But many Americans are complacent about saving for retirement. ``People are relying more and more on social security and pensions and less on savings,'' says William Cooper, chairman of Twin City Federal Savings and Loan Association (TCF) in Minneapolis.
To counter this attitude before it is ingrained, the Dollar Dry Dock Savings Bank in New York has embarked on a computerized school savings program involving 2,500 public elementary school students. Schools in the program teach students about the ``why's'' and ``how's'' of savings.
The bank began the program, says chairman Robert Steele, because ``most of the emphasis in the country is on spending. The old thrift ethic is not there to the extent it use to be.'' But he says the program has ``taken off beyond expectations.''
If the students continue at the rate they're going, saving could be a lifelong habit.
At least that's what's happened to Birch Bell, the founder of TCF. Mr. Bell opened up the first three savings accounts at the branch in 1923. Bank officials say he continues to make deposits every chance he gets. ``He's got a lot of money in there,'' Mr. Cooper says.
The US Savings Bank passbook What savings do for the US economy
Deposits 1. Provide funds for mortgages. 2. Provide a stable source of funding for corporations. 3. Benefit the US government. 4. Curb the urge to ``live beyond'' our means.
Benefits 1. The housing industry, which is 10% of the economy, can grow. 2. Companies can expand, providing jobs. 3. More funding is available for US government programs. 4. Individuals acquire ``nest eggs'' for emergencies. What lack of savings do for the US economy
Withdrawals 1. Mean the US relies on foreigners to provide funding to meet government spending. 2. Make interest rates more volatile. Often they tend to rise more than they should to attract foreign capital. 3. Create a ``credit card'' mentality for people, ultimately resulting in a loss of personal worth.

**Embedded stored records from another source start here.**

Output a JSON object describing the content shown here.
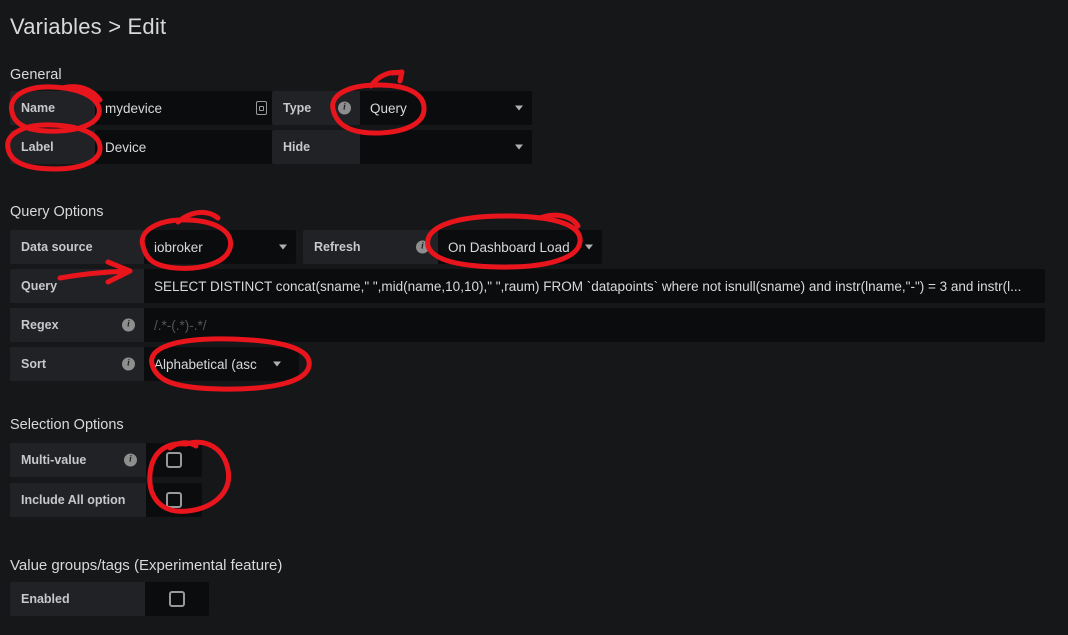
{
  "page": {
    "title": "Variables > Edit",
    "bg_color": "#161719",
    "annotation_color": "#e8151c"
  },
  "sections": {
    "general": {
      "heading": "General",
      "name": {
        "label": "Name",
        "value": "mydevice",
        "badge_icon": "text-input-badge-icon"
      },
      "label": {
        "label": "Label",
        "value": "Device"
      },
      "type": {
        "label": "Type",
        "info_icon": "info-icon",
        "value": "Query",
        "caret_icon": "chevron-down-icon"
      },
      "hide": {
        "label": "Hide",
        "value": "",
        "caret_icon": "chevron-down-icon"
      }
    },
    "query_options": {
      "heading": "Query Options",
      "data_source": {
        "label": "Data source",
        "value": "iobroker",
        "caret_icon": "chevron-down-icon"
      },
      "refresh": {
        "label": "Refresh",
        "info_icon": "info-icon",
        "value": "On Dashboard Load",
        "caret_icon": "chevron-down-icon"
      },
      "query": {
        "label": "Query",
        "value": "SELECT DISTINCT concat(sname,\" \",mid(name,10,10),\" \",raum) FROM `datapoints` where not isnull(sname) and instr(lname,\"-\") = 3 and instr(l..."
      },
      "regex": {
        "label": "Regex",
        "info_icon": "info-icon",
        "placeholder": "/.*-(.*)-.*/",
        "value": ""
      },
      "sort": {
        "label": "Sort",
        "info_icon": "info-icon",
        "value": "Alphabetical (asc",
        "caret_icon": "chevron-down-icon"
      }
    },
    "selection_options": {
      "heading": "Selection Options",
      "multi_value": {
        "label": "Multi-value",
        "info_icon": "info-icon",
        "checked": false
      },
      "include_all": {
        "label": "Include All option",
        "checked": false
      }
    },
    "value_groups": {
      "heading": "Value groups/tags (Experimental feature)",
      "enabled": {
        "label": "Enabled",
        "checked": false
      }
    }
  }
}
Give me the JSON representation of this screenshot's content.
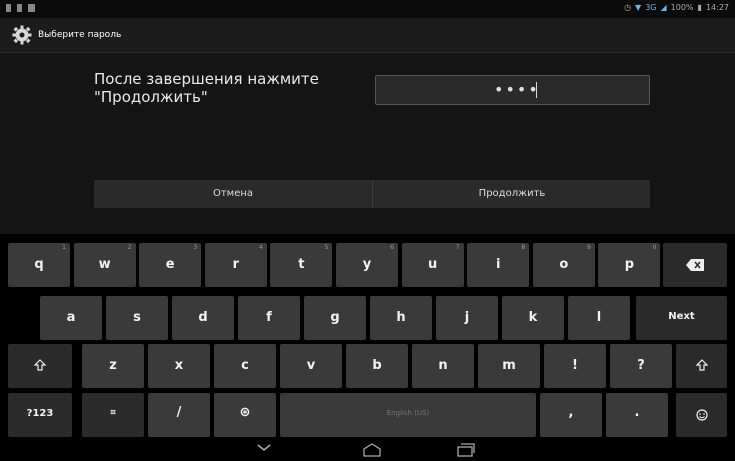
{
  "status": {
    "time": "14:27",
    "battery": "100%",
    "network": "3G"
  },
  "title": "Выберите пароль",
  "prompt": "После завершения нажмите \"Продолжить\"",
  "password": {
    "masked": "••••"
  },
  "buttons": {
    "cancel": "Отмена",
    "continue": "Продолжить"
  },
  "keyboard": {
    "row1": [
      {
        "k": "q",
        "h": "1"
      },
      {
        "k": "w",
        "h": "2"
      },
      {
        "k": "e",
        "h": "3"
      },
      {
        "k": "r",
        "h": "4"
      },
      {
        "k": "t",
        "h": "5"
      },
      {
        "k": "y",
        "h": "6"
      },
      {
        "k": "u",
        "h": "7"
      },
      {
        "k": "i",
        "h": "8"
      },
      {
        "k": "o",
        "h": "9"
      },
      {
        "k": "p",
        "h": "0"
      }
    ],
    "row2": [
      "a",
      "s",
      "d",
      "f",
      "g",
      "h",
      "j",
      "k",
      "l"
    ],
    "row3": [
      "z",
      "x",
      "c",
      "v",
      "b",
      "n",
      "m",
      "!",
      "?"
    ],
    "next": "Next",
    "symbols": "?123",
    "slash": "/",
    "comma": ",",
    "period": ".",
    "space": "English (US)"
  },
  "icons": {
    "settings": "gear-icon",
    "backspace": "backspace-icon",
    "shift": "shift-icon",
    "emoji": "emoji-icon",
    "settings_key": "keyboard-settings-icon",
    "globe": "globe-icon"
  }
}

Penalties 1. Potentially, foreigners could make US funding decisions. 2. Higher interest rates mean fewer people can afford new homes and cars. This could lead to economic decline. 3. Families quarrel over money.